Sen. Susan Collins, the Maine Republican facing stiff competition from Democratic challenger Sara Gideon, donated to two state legislature candidates who support the bizarre conspiracy theory QAnon, Mainer was first to report Friday.
A request for comment from Collins’ office was not immediately returned.
Polls show Gideon has a solid lead over Collins, a centrist whose 2018 vote to confirm Brett Kavanaugh to the Supreme Court kicked off a massive fundraising effort for her eventual opponent.
She has recently drawn the ire of President Donald Trump for a “nasty rumor” that she would not vote to support his latest Supreme Court nominee, Judge Amy Coney Barrett. It is more than just a rumor: Collins pledged last month not to vote on Trump’s nominee to fill the seat vacated by the late Justice Ruth Bader Ginsburg.
Now, in the final weeks of her campaign, Collins is facing criticism for indirectly promoting QAnon, a baseless far-right conspiracy that posits Trump is fighting a deep-state cabal of Satanic pedophiles. Its followers have exhibited violent tendencies in the past.
Trump also sparked outrage when he was asked about the conspiracy theory during his town hall Thursday night and dodged by claiming to know “nothing” about the group.
“What I do hear about it is they are very strongly against pedophilia, and I agree with that,” the president said, adding that they “fight it very hard.”
Both Bushey and Redmond are military veterans running to represent districts in northern Maine.
Their social media activity showed them advocating for QAnon and its convoluted belief system, according to Mainer, which also interviewed Redmond.
“What I understand about the QAnon program is that the military is going to need to intervene eventually,” Redmond told the outlet, explaining that “Nazis never lost World War II” because although ”[Nazism] was dissolved, they were consumed into the U.S.A., and the rich, cultist, Satanist families continued to utilize this Nazi force.”

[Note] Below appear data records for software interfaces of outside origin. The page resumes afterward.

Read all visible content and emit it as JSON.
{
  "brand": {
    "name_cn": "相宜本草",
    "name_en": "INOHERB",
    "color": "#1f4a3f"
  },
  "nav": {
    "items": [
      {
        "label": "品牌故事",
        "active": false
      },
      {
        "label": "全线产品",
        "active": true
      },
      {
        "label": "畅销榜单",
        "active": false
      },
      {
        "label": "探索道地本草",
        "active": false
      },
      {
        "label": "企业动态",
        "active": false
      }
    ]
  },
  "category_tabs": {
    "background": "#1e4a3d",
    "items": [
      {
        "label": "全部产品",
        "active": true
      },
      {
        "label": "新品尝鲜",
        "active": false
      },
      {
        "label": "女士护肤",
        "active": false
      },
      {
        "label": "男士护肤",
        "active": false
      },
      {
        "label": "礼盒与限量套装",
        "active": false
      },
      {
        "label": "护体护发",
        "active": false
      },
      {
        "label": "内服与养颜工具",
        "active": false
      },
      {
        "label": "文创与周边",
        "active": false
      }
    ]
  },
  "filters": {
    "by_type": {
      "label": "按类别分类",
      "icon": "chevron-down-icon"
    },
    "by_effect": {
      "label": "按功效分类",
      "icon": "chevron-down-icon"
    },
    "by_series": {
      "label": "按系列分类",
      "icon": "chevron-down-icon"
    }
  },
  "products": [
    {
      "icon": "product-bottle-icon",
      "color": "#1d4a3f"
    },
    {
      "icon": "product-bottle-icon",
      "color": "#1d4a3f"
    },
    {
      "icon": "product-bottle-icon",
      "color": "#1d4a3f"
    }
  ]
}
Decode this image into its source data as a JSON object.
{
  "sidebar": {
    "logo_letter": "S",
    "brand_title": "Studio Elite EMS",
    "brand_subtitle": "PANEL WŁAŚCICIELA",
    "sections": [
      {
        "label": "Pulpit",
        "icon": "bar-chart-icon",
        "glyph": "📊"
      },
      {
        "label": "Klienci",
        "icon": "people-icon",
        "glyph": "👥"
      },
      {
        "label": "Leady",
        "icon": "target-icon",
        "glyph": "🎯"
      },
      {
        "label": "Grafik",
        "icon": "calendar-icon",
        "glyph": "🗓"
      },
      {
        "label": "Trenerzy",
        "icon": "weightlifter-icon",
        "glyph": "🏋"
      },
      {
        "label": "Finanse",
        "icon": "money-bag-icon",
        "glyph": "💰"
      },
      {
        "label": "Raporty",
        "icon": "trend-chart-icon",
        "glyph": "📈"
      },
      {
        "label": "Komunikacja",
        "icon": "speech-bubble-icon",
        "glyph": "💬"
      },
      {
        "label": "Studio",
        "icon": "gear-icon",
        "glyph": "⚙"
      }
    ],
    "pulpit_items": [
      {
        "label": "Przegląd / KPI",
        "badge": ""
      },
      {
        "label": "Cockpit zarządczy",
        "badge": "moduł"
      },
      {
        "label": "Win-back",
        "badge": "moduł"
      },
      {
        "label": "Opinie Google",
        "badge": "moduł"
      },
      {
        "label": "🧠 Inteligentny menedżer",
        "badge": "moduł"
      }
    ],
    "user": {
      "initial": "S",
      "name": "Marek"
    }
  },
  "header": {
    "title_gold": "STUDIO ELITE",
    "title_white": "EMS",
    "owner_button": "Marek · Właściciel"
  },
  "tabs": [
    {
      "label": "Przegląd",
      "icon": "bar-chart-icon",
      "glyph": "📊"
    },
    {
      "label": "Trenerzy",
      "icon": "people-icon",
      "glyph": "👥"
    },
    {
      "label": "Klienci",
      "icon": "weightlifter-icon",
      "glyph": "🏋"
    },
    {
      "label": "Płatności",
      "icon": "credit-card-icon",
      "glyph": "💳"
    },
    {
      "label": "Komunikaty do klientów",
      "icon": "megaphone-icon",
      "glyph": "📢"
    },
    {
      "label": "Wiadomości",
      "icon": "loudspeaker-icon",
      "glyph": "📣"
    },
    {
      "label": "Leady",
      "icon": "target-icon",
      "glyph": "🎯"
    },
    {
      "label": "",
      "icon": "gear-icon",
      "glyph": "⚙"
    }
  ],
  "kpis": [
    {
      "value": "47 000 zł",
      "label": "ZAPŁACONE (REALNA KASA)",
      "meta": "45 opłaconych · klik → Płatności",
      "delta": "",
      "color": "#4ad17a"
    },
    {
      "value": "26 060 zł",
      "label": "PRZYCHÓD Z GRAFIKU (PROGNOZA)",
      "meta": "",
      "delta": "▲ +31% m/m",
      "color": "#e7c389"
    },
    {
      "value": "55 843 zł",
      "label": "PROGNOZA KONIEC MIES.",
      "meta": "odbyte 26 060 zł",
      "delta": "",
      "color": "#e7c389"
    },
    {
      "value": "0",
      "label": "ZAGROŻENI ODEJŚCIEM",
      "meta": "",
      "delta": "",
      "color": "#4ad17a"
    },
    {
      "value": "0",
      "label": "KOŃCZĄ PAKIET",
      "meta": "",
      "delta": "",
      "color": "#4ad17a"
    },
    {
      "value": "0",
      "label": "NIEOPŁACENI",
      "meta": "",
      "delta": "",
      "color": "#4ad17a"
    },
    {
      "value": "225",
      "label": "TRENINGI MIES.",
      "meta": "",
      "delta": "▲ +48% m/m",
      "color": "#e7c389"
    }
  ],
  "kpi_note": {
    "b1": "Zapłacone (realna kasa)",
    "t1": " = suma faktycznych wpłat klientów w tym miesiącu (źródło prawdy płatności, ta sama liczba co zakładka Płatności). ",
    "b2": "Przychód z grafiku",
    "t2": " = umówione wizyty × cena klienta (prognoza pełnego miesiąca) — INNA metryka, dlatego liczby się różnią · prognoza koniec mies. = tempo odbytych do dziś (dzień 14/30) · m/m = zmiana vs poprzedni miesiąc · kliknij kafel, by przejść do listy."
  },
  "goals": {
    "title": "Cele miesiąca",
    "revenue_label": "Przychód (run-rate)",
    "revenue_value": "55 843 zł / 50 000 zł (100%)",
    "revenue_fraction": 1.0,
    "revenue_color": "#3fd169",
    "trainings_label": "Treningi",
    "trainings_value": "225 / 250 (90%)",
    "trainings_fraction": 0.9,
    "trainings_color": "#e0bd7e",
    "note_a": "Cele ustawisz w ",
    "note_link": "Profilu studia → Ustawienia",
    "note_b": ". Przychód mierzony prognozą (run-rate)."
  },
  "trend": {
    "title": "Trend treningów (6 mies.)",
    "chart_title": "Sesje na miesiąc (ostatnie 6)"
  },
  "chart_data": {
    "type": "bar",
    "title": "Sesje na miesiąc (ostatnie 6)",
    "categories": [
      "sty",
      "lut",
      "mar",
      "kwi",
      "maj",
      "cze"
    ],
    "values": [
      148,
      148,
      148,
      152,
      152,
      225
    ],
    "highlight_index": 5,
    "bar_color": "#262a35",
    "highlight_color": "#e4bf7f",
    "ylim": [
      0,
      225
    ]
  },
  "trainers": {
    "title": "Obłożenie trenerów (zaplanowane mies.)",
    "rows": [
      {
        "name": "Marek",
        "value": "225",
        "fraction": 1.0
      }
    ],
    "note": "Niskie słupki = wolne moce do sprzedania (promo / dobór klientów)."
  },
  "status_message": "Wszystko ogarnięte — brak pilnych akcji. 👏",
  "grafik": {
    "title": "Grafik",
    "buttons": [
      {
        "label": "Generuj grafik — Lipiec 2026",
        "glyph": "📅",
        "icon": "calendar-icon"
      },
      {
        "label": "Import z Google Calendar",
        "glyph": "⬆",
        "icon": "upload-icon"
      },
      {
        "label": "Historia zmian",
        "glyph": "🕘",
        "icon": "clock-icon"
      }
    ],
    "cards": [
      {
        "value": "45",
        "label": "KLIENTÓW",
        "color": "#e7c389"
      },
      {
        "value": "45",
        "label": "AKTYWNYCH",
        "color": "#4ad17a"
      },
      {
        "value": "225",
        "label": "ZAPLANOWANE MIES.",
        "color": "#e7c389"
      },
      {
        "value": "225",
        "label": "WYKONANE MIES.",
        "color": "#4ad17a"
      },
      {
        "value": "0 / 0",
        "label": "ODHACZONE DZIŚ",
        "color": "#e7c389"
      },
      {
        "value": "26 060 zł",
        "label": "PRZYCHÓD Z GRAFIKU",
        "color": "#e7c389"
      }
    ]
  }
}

“The end of World War III will end with Donald Trump,” Redmond said. He is challenging Democrat David McCrea, a second-term incumbent.
Bushey, whose writings and views are not difficult to find on the internet, is challenging Democrat John Martin, currently serving his 21st non-consecutive term in the Maine House.
Bushey is featured in YouTube videos as a leader of a “QAnon church,” which interprets the conspiracy theory through the teachings of the Bible. A website for the “church” predicts “military trials” and “God-declared executions” of people involved with progressive and mainstream Democratic organizations after Election Day.
In an interview for a Mainer podcast posted in May, Bushey spoke in disparaging terms about Freemasons, bankers, Catholics and Jews, saying they “have worked very diligently to support the idea that we should be in continuous war or having wars, because they like to finance both sides of the equation. They’re the producers, the manufacturers, and they control the money supplies.”
How to vote
Vote-by-mail ballot request deadline: Varies by state
For the Nov 3 election: States are making it easier for citizens to vote absentee by mail this year due to the coronavirus. Each state has its own rules for mail-in absentee voting. Visit your state election office website to find out if you can vote by mail.Get more informationTrack ballot status
In-person early voting dates: Varies by state
Sometimes circumstances make it hard or impossible for you to vote on Election Day. But your state may let you vote during a designated early voting period. You don't need an excuse to vote early. Visit your state election office website to find out whether they offer early voting.My Election Office
General Election: Nov 3, 2020
Polling hours on Election Day: Varies by state/localityMy Polling Place